# Exercise aim
Please return the entries, omitting and altering nothing.

--- --- ---

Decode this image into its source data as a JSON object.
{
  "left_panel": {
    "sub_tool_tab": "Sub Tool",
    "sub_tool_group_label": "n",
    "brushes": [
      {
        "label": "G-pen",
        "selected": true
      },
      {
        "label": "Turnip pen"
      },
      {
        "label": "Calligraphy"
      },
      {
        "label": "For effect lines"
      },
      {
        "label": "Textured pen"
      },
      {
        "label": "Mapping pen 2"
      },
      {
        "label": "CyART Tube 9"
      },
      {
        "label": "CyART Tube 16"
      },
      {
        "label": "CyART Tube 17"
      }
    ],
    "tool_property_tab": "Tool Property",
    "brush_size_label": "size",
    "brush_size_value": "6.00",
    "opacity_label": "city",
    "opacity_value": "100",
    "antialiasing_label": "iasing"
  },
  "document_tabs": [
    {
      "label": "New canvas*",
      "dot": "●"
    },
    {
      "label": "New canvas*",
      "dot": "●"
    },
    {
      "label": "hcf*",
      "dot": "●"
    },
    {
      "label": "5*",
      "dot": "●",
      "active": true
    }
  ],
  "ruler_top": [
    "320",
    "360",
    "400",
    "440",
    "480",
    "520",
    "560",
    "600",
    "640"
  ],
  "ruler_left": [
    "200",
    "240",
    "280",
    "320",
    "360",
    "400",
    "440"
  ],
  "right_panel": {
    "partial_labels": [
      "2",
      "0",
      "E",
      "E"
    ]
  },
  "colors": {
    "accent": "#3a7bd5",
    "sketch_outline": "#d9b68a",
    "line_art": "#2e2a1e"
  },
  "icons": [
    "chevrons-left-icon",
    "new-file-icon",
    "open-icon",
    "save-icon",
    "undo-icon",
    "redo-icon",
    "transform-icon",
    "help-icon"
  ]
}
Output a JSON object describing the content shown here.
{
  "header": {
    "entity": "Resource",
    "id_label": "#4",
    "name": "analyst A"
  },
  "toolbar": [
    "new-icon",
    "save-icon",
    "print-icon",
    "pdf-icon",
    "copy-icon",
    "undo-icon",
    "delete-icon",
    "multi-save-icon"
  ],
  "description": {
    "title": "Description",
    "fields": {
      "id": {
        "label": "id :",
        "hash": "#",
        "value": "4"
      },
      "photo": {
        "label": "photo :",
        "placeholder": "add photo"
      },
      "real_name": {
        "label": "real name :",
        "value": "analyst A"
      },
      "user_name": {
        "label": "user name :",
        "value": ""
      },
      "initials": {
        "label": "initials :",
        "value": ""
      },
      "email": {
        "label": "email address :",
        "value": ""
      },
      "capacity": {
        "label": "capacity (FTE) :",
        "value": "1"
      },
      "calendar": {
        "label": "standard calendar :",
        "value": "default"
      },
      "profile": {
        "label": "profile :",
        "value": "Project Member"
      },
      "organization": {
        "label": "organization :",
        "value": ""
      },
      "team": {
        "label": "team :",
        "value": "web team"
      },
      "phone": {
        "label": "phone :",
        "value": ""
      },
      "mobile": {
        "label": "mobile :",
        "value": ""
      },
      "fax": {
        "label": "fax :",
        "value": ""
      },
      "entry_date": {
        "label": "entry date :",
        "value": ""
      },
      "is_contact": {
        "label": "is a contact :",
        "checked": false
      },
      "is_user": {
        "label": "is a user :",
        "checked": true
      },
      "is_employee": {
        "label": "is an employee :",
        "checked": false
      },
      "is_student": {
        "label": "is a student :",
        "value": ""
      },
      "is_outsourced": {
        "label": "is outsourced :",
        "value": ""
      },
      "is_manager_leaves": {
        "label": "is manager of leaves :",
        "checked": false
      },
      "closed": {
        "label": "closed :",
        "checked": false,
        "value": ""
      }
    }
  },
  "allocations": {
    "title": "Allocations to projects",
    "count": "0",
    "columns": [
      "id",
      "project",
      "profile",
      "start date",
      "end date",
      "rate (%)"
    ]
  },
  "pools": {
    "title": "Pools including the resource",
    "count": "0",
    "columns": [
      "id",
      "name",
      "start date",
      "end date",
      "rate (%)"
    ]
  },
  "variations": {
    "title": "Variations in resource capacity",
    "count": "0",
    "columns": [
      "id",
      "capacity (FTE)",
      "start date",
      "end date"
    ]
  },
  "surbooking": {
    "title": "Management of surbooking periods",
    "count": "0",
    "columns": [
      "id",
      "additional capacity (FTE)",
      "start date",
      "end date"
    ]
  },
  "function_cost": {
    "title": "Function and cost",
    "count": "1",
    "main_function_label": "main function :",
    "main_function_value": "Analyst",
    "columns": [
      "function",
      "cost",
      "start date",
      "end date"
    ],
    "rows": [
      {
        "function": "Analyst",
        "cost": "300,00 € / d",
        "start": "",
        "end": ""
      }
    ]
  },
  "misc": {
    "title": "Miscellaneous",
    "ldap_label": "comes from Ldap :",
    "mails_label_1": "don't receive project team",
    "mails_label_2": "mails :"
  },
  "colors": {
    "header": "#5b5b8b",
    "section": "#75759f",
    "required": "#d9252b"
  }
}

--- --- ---

# The completed task
Decode this image into its source data as a JSON object.
{
  "left_panel": {
    "sub_tool_tab": "Sub Tool",
    "sub_tool_group_label": "n",
    "brushes": [
      {
        "label": "G-pen",
        "selected": true
      },
      {
        "label": "Turnip pen"
      },
      {
        "label": "Calligraphy"
      },
      {
        "label": "For effect lines"
      },
      {
        "label": "Textured pen"
      },
      {
        "label": "Mapping pen 2"
      },
      {
        "label": "CyART Tube 9"
      },
      {
        "label": "CyART Tube 16"
      },
      {
        "label": "CyART Tube 17"
      }
    ],
    "tool_property_tab": "Tool Property",
    "brush_size_label": "size",
    "brush_size_value": "6.00",
    "opacity_label": "city",
    "opacity_value": "100",
    "antialiasing_label": "iasing"
  },
  "document_tabs": [
    {
      "label": "New canvas*",
      "dot": "●"
    },
    {
      "label": "New canvas*",
      "dot": "●"
    },
    {
      "label": "hcf*",
      "dot": "●"
    },
    {
      "label": "5*",
      "dot": "●",
      "active": true
    }
  ],
  "ruler_top": [
    "320",
    "360",
    "400",
    "440",
    "480",
    "520",
    "560",
    "600",
    "640"
  ],
  "ruler_left": [
    "200",
    "240",
    "280",
    "320",
    "360",
    "400",
    "440"
  ],
  "right_panel": {
    "partial_labels": [
      "2",
      "0",
      "E",
      "E"
    ]
  },
  "colors": {
    "accent": "#3a7bd5",
    "sketch_outline": "#d9b68a",
    "line_art": "#2e2a1e"
  },
  "icons": [
    "chevrons-left-icon",
    "new-file-icon",
    "open-icon",
    "save-icon",
    "undo-icon",
    "redo-icon",
    "transform-icon",
    "help-icon"
  ]
}
Output a JSON object describing the content shown here.
{
  "header": {
    "entity": "Resource",
    "id_label": "#4",
    "name": "analyst A"
  },
  "toolbar": [
    "new-icon",
    "save-icon",
    "print-icon",
    "pdf-icon",
    "copy-icon",
    "undo-icon",
    "delete-icon",
    "multi-save-icon"
  ],
  "description": {
    "title": "Description",
    "fields": {
      "id": {
        "label": "id :",
        "hash": "#",
        "value": "4"
      },
      "photo": {
        "label": "photo :",
        "placeholder": "add photo"
      },
      "real_name": {
        "label": "real name :",
        "value": "analyst A"
      },
      "user_name": {
        "label": "user name :",
        "value": ""
      },
      "initials": {
        "label": "initials :",
        "value": ""
      },
      "email": {
        "label": "email address :",
        "value": ""
      },
      "capacity": {
        "label": "capacity (FTE) :",
        "value": "1"
      },
      "calendar": {
        "label": "standard calendar :",
        "value": "default"
      },
      "profile": {
        "label": "profile :",
        "value": "Project Member"
      },
      "organization": {
        "label": "organization :",
        "value": ""
      },
      "team": {
        "label": "team :",
        "value": "web team"
      },
      "phone": {
        "label": "phone :",
        "value": ""
      },
      "mobile": {
        "label": "mobile :",
        "value": ""
      },
      "fax": {
        "label": "fax :",
        "value": ""
      },
      "entry_date": {
        "label": "entry date :",
        "value": ""
      },
      "is_contact": {
        "label": "is a contact :",
        "checked": false
      },
      "is_user": {
        "label": "is a user :",
        "checked": true
      },
      "is_employee": {
        "label": "is an employee :",
        "checked": false
      },
      "is_student": {
        "label": "is a student :",
        "value": ""
      },
      "is_outsourced": {
        "label": "is outsourced :",
        "value": ""
      },
      "is_manager_leaves": {
        "label": "is manager of leaves :",
        "checked": false
      },
      "closed": {
        "label": "closed :",
        "checked": false,
        "value": ""
      }
    }
  },
  "allocations": {
    "title": "Allocations to projects",
    "count": "0",
    "columns": [
      "id",
      "project",
      "profile",
      "start date",
      "end date",
      "rate (%)"
    ]
  },
  "pools": {
    "title": "Pools including the resource",
    "count": "0",
    "columns": [
      "id",
      "name",
      "start date",
      "end date",
      "rate (%)"
    ]
  },
  "variations": {
    "title": "Variations in resource capacity",
    "count": "0",
    "columns": [
      "id",
      "capacity (FTE)",
      "start date",
      "end date"
    ]
  },
  "surbooking": {
    "title": "Management of surbooking periods",
    "count": "0",
    "columns": [
      "id",
      "additional capacity (FTE)",
      "start date",
      "end date"
    ]
  },
  "function_cost": {
    "title": "Function and cost",
    "count": "1",
    "main_function_label": "main function :",
    "main_function_value": "Analyst",
    "columns": [
      "function",
      "cost",
      "start date",
      "end date"
    ],
    "rows": [
      {
        "function": "Analyst",
        "cost": "300,00 € / d",
        "start": "",
        "end": ""
      }
    ]
  },
  "misc": {
    "title": "Miscellaneous",
    "ldap_label": "comes from Ldap :",
    "mails_label_1": "don't receive project team",
    "mails_label_2": "mails :"
  },
  "colors": {
    "header": "#5b5b8b",
    "section": "#75759f",
    "required": "#d9252b"
  }
}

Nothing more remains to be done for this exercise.